The U.S. Department of Education acknowledged on Monday its error last year in calling Hillsdale College a “predominantly certificate degree-granting institution” rather than a four-year institution that offers bachelor’s degrees as well as master’s and doctoral degrees.
The erroneous statement came in September 2015, when The Collegian asked an Education Department spokeswoman why Hillsdale College was excluded from the department’s new College Scorecard, which President Barack Obama said provides a “comprehensive” look at information of all four-year colleges.
“The department’s first discussion with Hillsdale included an incorrect explanation of Hillsdale College’s not appearing on the scorecard; that explanation, related to certificate-granting schools, applied to another Hillsdale,” the Education Department said in a statement to The Collegian.
The original comment from Denise Horn, now-former Education Department assistant press secretary, drew concerns from parents, prospective students, high school counselors, and college supporters at the time, Senior Director of Admissions Zack Miller and Provost David Whalen said.

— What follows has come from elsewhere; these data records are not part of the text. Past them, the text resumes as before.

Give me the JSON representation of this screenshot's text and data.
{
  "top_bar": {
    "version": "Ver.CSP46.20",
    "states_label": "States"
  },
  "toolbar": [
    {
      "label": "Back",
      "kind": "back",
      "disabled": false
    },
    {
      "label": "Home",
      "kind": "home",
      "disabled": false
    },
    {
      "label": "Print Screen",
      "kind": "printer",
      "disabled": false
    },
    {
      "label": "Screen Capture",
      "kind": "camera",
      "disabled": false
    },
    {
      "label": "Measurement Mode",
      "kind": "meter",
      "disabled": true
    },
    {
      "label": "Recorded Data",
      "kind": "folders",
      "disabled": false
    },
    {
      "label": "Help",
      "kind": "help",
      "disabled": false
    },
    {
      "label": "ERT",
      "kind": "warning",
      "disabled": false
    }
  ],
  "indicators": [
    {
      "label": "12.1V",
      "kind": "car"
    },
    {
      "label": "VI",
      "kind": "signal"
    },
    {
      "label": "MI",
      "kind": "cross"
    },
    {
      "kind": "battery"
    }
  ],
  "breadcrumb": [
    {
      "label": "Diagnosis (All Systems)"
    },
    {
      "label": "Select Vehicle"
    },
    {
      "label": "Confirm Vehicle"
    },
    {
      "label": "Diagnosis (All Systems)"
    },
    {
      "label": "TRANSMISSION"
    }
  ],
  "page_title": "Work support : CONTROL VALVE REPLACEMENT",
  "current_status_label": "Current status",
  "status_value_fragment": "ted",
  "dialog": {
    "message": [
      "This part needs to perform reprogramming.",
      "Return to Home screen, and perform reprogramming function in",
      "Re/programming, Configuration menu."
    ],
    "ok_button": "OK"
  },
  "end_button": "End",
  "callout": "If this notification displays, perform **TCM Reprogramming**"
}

“We’re pleased the Department of Education understands the degree-granting nature of the college,” Whalen said. “Its error about that created some confusion…However, it would still be preferable, if the scorecard approached more nearly its stated informational purpose and included so venerable and academically strong an institution like Hillsdale.”
The reason for Hillsdale’s exclusion, despite President Barack Obama calling the scorecard “comprehensive” for its September 2015 launch, was made more evident in January, when the department added 700 certificate degree-granting institutions to the scoreboard but not Hillsdale. Monday’s statement reaffirmed that the Education Department excluded Hillsdale from the College Scorecard because it is not a Title IV institution, meaning it doesn’t accept federal funds.
“Hillsdale College…does not, and is not required to, report to the department the student-level data that the Education Department uses to calculate federal debt, repayment rate, and median earnings data,” the statement said. “In fact, the department is by law permitted only to collect student-level information for federal financial aid recipients, so we would not be permitted to collect data on other, non-recipients of federal financial aid. Because those institutions would lack many of the key data points the Scorecard publishes and promotes, the site does not include institutions that do not participate in the federal financial aid programs, including Hillsdale.”
While the Education Department cannot demand student-level information from non-Title IV institutions, Hillsdale College is already submitting such data to the department’s National Center for Education Statistics for the Integrated Postsecondary Education Data System, though that information doesn’t include student loan repayment to the college. The College Scorecard obtains information on federal loan repayment from the Internal Revenue Service.
Registrar Douglas McArthur said Hillsdale offers baccalaureate, master’s, and doctoral degrees.
President Larry Arnn said he was happy that the Education Department does recognize that Hillsdale isn’t a certificate degree-granting institution.
“The college is an excellent college and widely known to be an excellent college,” Arnn said. “It is serious about its mission…The college has these purposes, and it announces them, and it pursues them, and it pursues them objectively at a high level. In the end, that will determine our reputation and not what people say who don’t know who we are. Those people are powerful, but that doesn’t mean they have credibility. It depends on their excellence. And I don’t have anything to say about that.”
The department wouldn’t specify the institution it mentioned as being mistaken for Hillsdale College in Monday’s statement, though Hillsdale Beauty College is classified as a “certificate” institution in the College Navigator, a platform of the Education Department’s National Center for Education Statistics. The information displayed in the College Navigator is supplied by IPEDS, which also provides some of the College Scorecard’s data. At that time, Hillsdale College was submitting information to NCES for inclusion in IPEDS, but the agency didn’t accept the data, Whalen said. The college, therefore, would have appeared in neither IPEDS nor the College Navigator.
“Hillsdale is a predominantly certificate degree-granting institution,” Horn said in September 2015. “Hillsdale does offer bachelor’s degrees. However, because the plurality of degrees it awards are certificates, not two-year or four-year degrees, it was not included on the scorecard at launch.”
Hillsdale College is now listed as a four-year institution, offering bachelor’s and “advanced” degrees and not certificate awards, in the College Navigator. The NCES added Hillsdale, after the college received notice it could voluntarily submit information to IPEDS without ethnic or racial data of students on Oct. 8, 2015, Director of Institutional Research George Allen said. Hillsdale submitted the fall 2015 survey Oct. 9, 2015, to be included in the database. It, however, didn’t add Hillsdale to the College Scorecard.
Whalen said there is no initiative the college is pursuing to have Hillsdale added to the scorecard, though the issue is frequently discussed.
“The college would happily cooperate with any plan from the Department of Education to reform the College Scorecard,” he said. “But it could become a project for Hillsdale at some point.”